Seurat has still not received the recognition he deserves. Beyond the merits of the innovations which they brought to art thanks to the application, which he was the first to practice, of Neo-Impressionist theories, his works have, in their drawing, their composition, the very discretion of their luminosities a style which sets them apart and maybe even above the work of the majority of painters, his contemporaries.

Un dimanche après-midi sur l'île de la Grande JatteGeorges Seurat (1859-1891), “A Sunday afternoon on the Grande-Jatte Isle,” 1884. Study. New York, NY, the Metropolitan Museum of Art. © The Metropolitan Museum of Art. Dist. RMN-Grand Palais / image of the MMA.

No painter makes me think of Moliere as does Seurat, the Moliere of “The Bourgeoisie Gentleman,” a ballet full of grace, of lyricism and of good sense.

The Neo-Impressionist painters, of whom Paul Signac is the most gifted and the most famous, are those who, to cite our author, “founded, and, since 1886, have developed the technique referred to as ‘divisionism,’ which utilizes as a means of expression the optical mix of tones and tints.” This technique can be traced to the art of the Byzantine mosaicists, and I even recall a day on which Signac, in a letter to Charles Morice, evoked the Libreria de Siene.

But we don’t need to look back that far.

In his book, Signac abundantly demonstrates how this luminous technique, which brought a sense of order to the Impressionist innovations, was foretold, even applied, by Delacroix, to whom it had been revealed by an examination of the paintings of Constable.

Artcurial fall 2019 Eugène DELACROIX - Deux études de figures drapées - © Artcurial smallFrom September 24’s  Artcurial auction of ancient and 19th century masters in Paris: Eugène Delacroix, “Two studies of draped figures.” Image courtesy and © Artcurial.

Signac scrutinizes even more closely the impact of the Impressionists and of their precursor Jongkind.

Then he gets to Seurat who, in 1886, exposed the first divisionist painting, “A Sunday afternoon on the Grande-Jatte Isle.”

Pointilism was thus born and went on to produce magnificent works which nobody dared ridicule.
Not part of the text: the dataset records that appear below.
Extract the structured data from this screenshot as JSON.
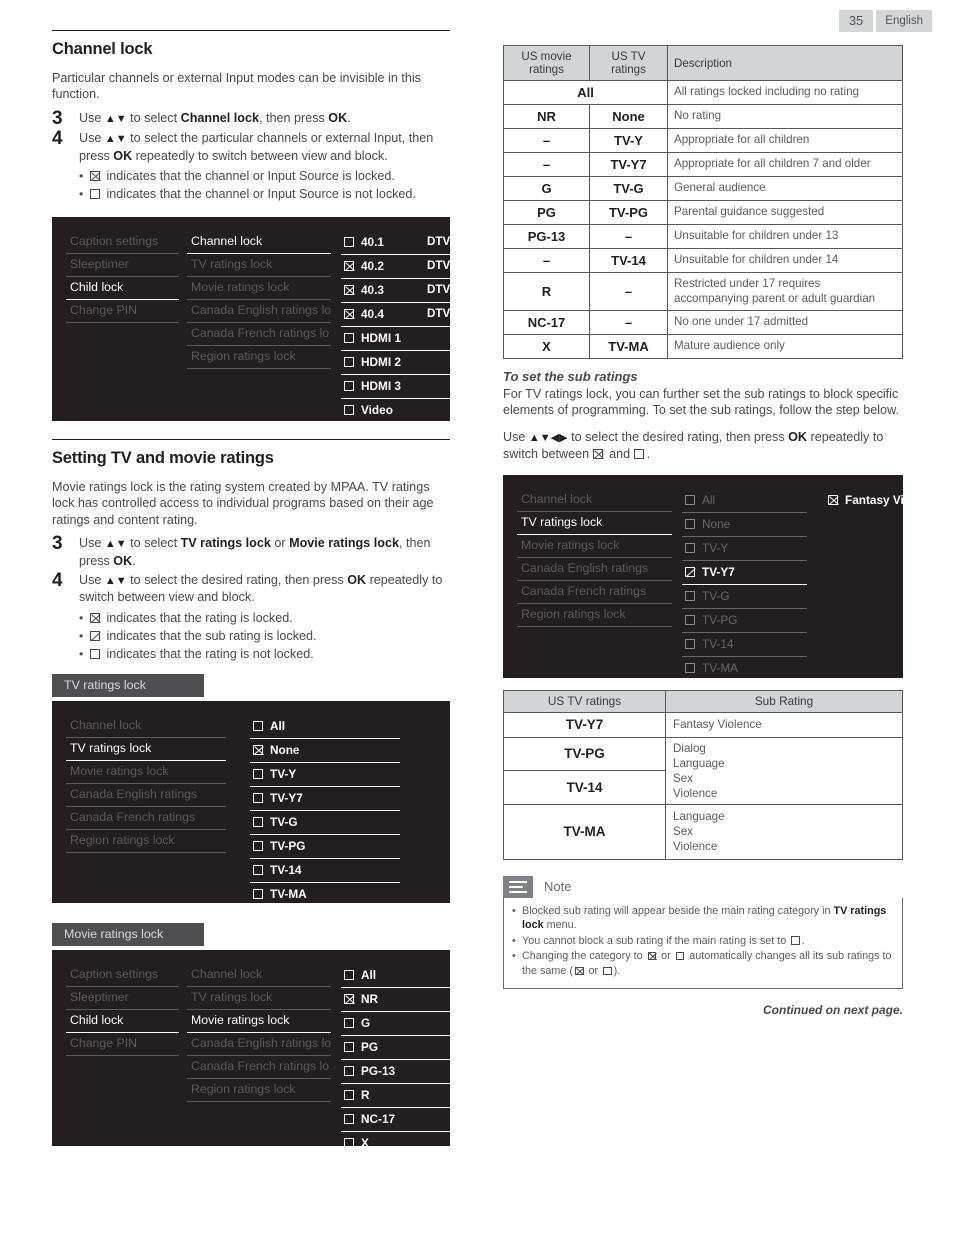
{
  "header": {
    "page_number": "35",
    "language": "English"
  },
  "left": {
    "section1": {
      "title": "Channel lock",
      "intro": "Particular channels or external Input modes can be invisible in this function.",
      "steps": [
        {
          "num": "3",
          "html": "Use <span class=\"arr\">▲▼</span> to select <span class=\"b\">Channel lock</span>, then press <span class=\"b\">OK</span>."
        },
        {
          "num": "4",
          "html": "Use <span class=\"arr\">▲▼</span> to select the particular channels or external Input, then press <span class=\"b\">OK</span> repeatedly to switch between view and block."
        }
      ],
      "bullets": [
        {
          "box": "x",
          "text": "indicates that the channel or Input Source is locked."
        },
        {
          "box": "open",
          "text": "indicates that the channel or Input Source is not locked."
        }
      ]
    },
    "osd_channel_lock": {
      "col1": [
        {
          "label": "Caption settings",
          "state": "dim"
        },
        {
          "label": "Sleeptimer",
          "state": "dim"
        },
        {
          "label": "Child lock",
          "state": "act"
        },
        {
          "label": "Change PIN",
          "state": "dim"
        }
      ],
      "col2": [
        {
          "label": "Channel lock",
          "state": "act"
        },
        {
          "label": "TV ratings lock",
          "state": "dim"
        },
        {
          "label": "Movie ratings lock",
          "state": "dim"
        },
        {
          "label": "Canada English ratings lo",
          "state": "dim"
        },
        {
          "label": "Canada French ratings lo",
          "state": "dim"
        },
        {
          "label": "Region ratings lock",
          "state": "dim"
        }
      ],
      "col3": [
        {
          "label": "40.1",
          "box": "open",
          "suffix": "DTV"
        },
        {
          "label": "40.2",
          "box": "x",
          "suffix": "DTV"
        },
        {
          "label": "40.3",
          "box": "x",
          "suffix": "DTV"
        },
        {
          "label": "40.4",
          "box": "x",
          "suffix": "DTV"
        },
        {
          "label": "HDMI 1",
          "box": "open",
          "suffix": ""
        },
        {
          "label": "HDMI 2",
          "box": "open",
          "suffix": ""
        },
        {
          "label": "HDMI 3",
          "box": "open",
          "suffix": ""
        },
        {
          "label": "Video",
          "box": "open",
          "suffix": ""
        }
      ]
    },
    "section2": {
      "title": "Setting TV and movie ratings",
      "intro": "Movie ratings lock is the rating system created by MPAA. TV ratings lock has controlled access to individual programs based on their age ratings and content rating.",
      "steps": [
        {
          "num": "3",
          "html": "Use <span class=\"arr\">▲▼</span> to select <span class=\"b\">TV ratings lock</span> or <span class=\"b\">Movie ratings lock</span>, then press <span class=\"b\">OK</span>."
        },
        {
          "num": "4",
          "html": "Use <span class=\"arr\">▲▼</span> to select the desired rating, then press <span class=\"b\">OK</span> repeatedly to switch between view and block."
        }
      ],
      "bullets": [
        {
          "box": "x",
          "text": "indicates that the rating is locked."
        },
        {
          "box": "half",
          "text": "indicates that the sub rating is locked."
        },
        {
          "box": "open",
          "text": "indicates that the rating is not locked."
        }
      ]
    },
    "caption_tv_ratings": "TV ratings lock",
    "osd_tv_ratings": {
      "col1": [
        {
          "label": "Channel lock",
          "state": "dim"
        },
        {
          "label": "TV ratings lock",
          "state": "act"
        },
        {
          "label": "Movie ratings lock",
          "state": "dim"
        },
        {
          "label": "Canada English ratings",
          "state": "dim"
        },
        {
          "label": "Canada French ratings",
          "state": "dim"
        },
        {
          "label": "Region ratings lock",
          "state": "dim"
        }
      ],
      "col2": [
        {
          "label": "All",
          "box": "open"
        },
        {
          "label": "None",
          "box": "x"
        },
        {
          "label": "TV-Y",
          "box": "open"
        },
        {
          "label": "TV-Y7",
          "box": "open"
        },
        {
          "label": "TV-G",
          "box": "open"
        },
        {
          "label": "TV-PG",
          "box": "open"
        },
        {
          "label": "TV-14",
          "box": "open"
        },
        {
          "label": "TV-MA",
          "box": "open"
        }
      ]
    },
    "caption_movie_ratings": "Movie ratings lock",
    "osd_movie_ratings": {
      "col1": [
        {
          "label": "Caption settings",
          "state": "dim"
        },
        {
          "label": "Sleeptimer",
          "state": "dim"
        },
        {
          "label": "Child lock",
          "state": "act"
        },
        {
          "label": "Change PIN",
          "state": "dim"
        }
      ],
      "col2": [
        {
          "label": "Channel lock",
          "state": "dim"
        },
        {
          "label": "TV ratings lock",
          "state": "dim"
        },
        {
          "label": "Movie ratings lock",
          "state": "act"
        },
        {
          "label": "Canada English ratings lo",
          "state": "dim"
        },
        {
          "label": "Canada French ratings lo",
          "state": "dim"
        },
        {
          "label": "Region ratings lock",
          "state": "dim"
        }
      ],
      "col3": [
        {
          "label": "All",
          "box": "open"
        },
        {
          "label": "NR",
          "box": "x"
        },
        {
          "label": "G",
          "box": "open"
        },
        {
          "label": "PG",
          "box": "open"
        },
        {
          "label": "PG-13",
          "box": "open"
        },
        {
          "label": "R",
          "box": "open"
        },
        {
          "label": "NC-17",
          "box": "open"
        },
        {
          "label": "X",
          "box": "open"
        }
      ]
    }
  },
  "right": {
    "ratings_table": {
      "headers": [
        "US movie ratings",
        "US TV ratings",
        "Description"
      ],
      "rows": [
        {
          "movie": "All",
          "tv": "",
          "desc": "All ratings locked including no rating",
          "span": true
        },
        {
          "movie": "NR",
          "tv": "None",
          "desc": "No rating"
        },
        {
          "movie": "–",
          "tv": "TV-Y",
          "desc": "Appropriate for all children"
        },
        {
          "movie": "–",
          "tv": "TV-Y7",
          "desc": "Appropriate for all children 7 and older"
        },
        {
          "movie": "G",
          "tv": "TV-G",
          "desc": "General audience"
        },
        {
          "movie": "PG",
          "tv": "TV-PG",
          "desc": "Parental guidance suggested"
        },
        {
          "movie": "PG-13",
          "tv": "–",
          "desc": "Unsuitable for children under 13"
        },
        {
          "movie": "–",
          "tv": "TV-14",
          "desc": "Unsuitable for children under 14"
        },
        {
          "movie": "R",
          "tv": "–",
          "desc": "Restricted under 17 requires accompanying parent or adult guardian"
        },
        {
          "movie": "NC-17",
          "tv": "–",
          "desc": "No one under 17 admitted"
        },
        {
          "movie": "X",
          "tv": "TV-MA",
          "desc": "Mature audience only"
        }
      ]
    },
    "subratings_heading": "To set the sub ratings",
    "subratings_intro": "For TV ratings lock, you can further set the sub ratings to block specific elements of programming. To set the sub ratings, follow the step below.",
    "subratings_step_html": "Use <span class=\"arr\">▲▼◀▶</span> to select the desired rating, then press <span class=\"b\">OK</span> repeatedly to switch between <span class=\"cbx x\"></span> and <span class=\"cbx\"></span>.",
    "osd_subratings": {
      "col1": [
        {
          "label": "Channel lock",
          "state": "dim"
        },
        {
          "label": "TV ratings lock",
          "state": "act"
        },
        {
          "label": "Movie ratings lock",
          "state": "dim"
        },
        {
          "label": "Canada English ratings",
          "state": "dim"
        },
        {
          "label": "Canada French ratings",
          "state": "dim"
        },
        {
          "label": "Region ratings lock",
          "state": "dim"
        }
      ],
      "col2": [
        {
          "label": "All",
          "box": "open",
          "state": "dim"
        },
        {
          "label": "None",
          "box": "open",
          "state": "dim"
        },
        {
          "label": "TV-Y",
          "box": "open",
          "state": "dim"
        },
        {
          "label": "TV-Y7",
          "box": "half",
          "state": "act"
        },
        {
          "label": "TV-G",
          "box": "open",
          "state": "dim"
        },
        {
          "label": "TV-PG",
          "box": "open",
          "state": "dim"
        },
        {
          "label": "TV-14",
          "box": "open",
          "state": "dim"
        },
        {
          "label": "TV-MA",
          "box": "open",
          "state": "dim"
        }
      ],
      "col3": [
        {
          "label": "Fantasy Violence",
          "box": "x",
          "state": "act"
        }
      ]
    },
    "sub_table": {
      "headers": [
        "US TV ratings",
        "Sub Rating"
      ],
      "rows": [
        {
          "rating": "TV-Y7",
          "subs": [
            "Fantasy Violence"
          ]
        },
        {
          "rating": "TV-PG",
          "subs": [
            "Dialog",
            "Language"
          ],
          "merged_group": 1
        },
        {
          "rating": "TV-14",
          "subs": [
            "Sex",
            "Violence"
          ],
          "merged_group": 1
        },
        {
          "rating": "TV-MA",
          "subs": [
            "Language",
            "Sex",
            "Violence"
          ]
        }
      ]
    },
    "note": {
      "label": "Note",
      "items": [
        {
          "html": "Blocked sub rating will appear beside the main rating category in <span class=\"b\">TV ratings lock</span> menu."
        },
        {
          "html": "You cannot block a sub rating if the main rating is set to <span class=\"cbx\"></span>."
        },
        {
          "html": "Changing the category to <span class=\"cbx x\"></span> or <span class=\"cbx\"></span> automatically changes all its sub ratings to the same (<span class=\"cbx x\"></span> or <span class=\"cbx\"></span>)."
        }
      ]
    },
    "continued": "Continued on next page."
  }
}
Today painting seems to be following a path directly opposed to that which the Neo-Impressionists took. Delacroix’s two celebrated slogans, “Grey is the enemy of every painting!” and “Banish all Earthen colors” would mystify the young painters who want to return to the basics of forms and drawing, just as before them there was a return to the essentials of composition, light, and color intensity.

Au contraire, the new painters paint in hard to reproduce grey tones and search out the elegance of Earthen colors.

Feneon Orsay, Henri-Edmond Cross, The Golden Iles, smallHenri-Edmond Cross, “The Golden Isles,” between 1891 and 1892. Oil on canvas, 59.5 x 54 cm. Musée d’Orsay, Paris, France. © Patrice Schmidt/musée d’Orsay, distribution RMN.

The art of Neo-Impressionism drew but a small number of adepts. It requires, in effect, a lot of application and science, not to mention talent.

The meticulousness that it demands discourages artists who are inconstant or in a rush.

maximilien luce, the dredging machine in RotterdamMaximilien Luce, “The dredging machine in Rotterdam.” Oil on canvas. Courtesy Ville de Mantes la Jolie, Musée de l’Hotel-Dieu.

It has furnished modern art with a number of very beautiful and very luminous works, those of Seurat, of Henri-Edmond Cross, of Luce, of Van Rysselberghe, etc., which are rightly admired today and which the future will remember.

Paul Signac’s little booklet marks an important date in the history of contemporary art.

Paul Signac, Le Temps d'HarmoniePaul Signac (1863-1935) , “The Time of Harmony: The Golden Age is not in the past, it’s in the future (Retort),” 1896. Oil on canvas, 65.5 × 81 cm.  Kasser Mochary Foundation, Montclair, NJ.  Kasser Art Foundation, image © Nikolai Dobrowolskij.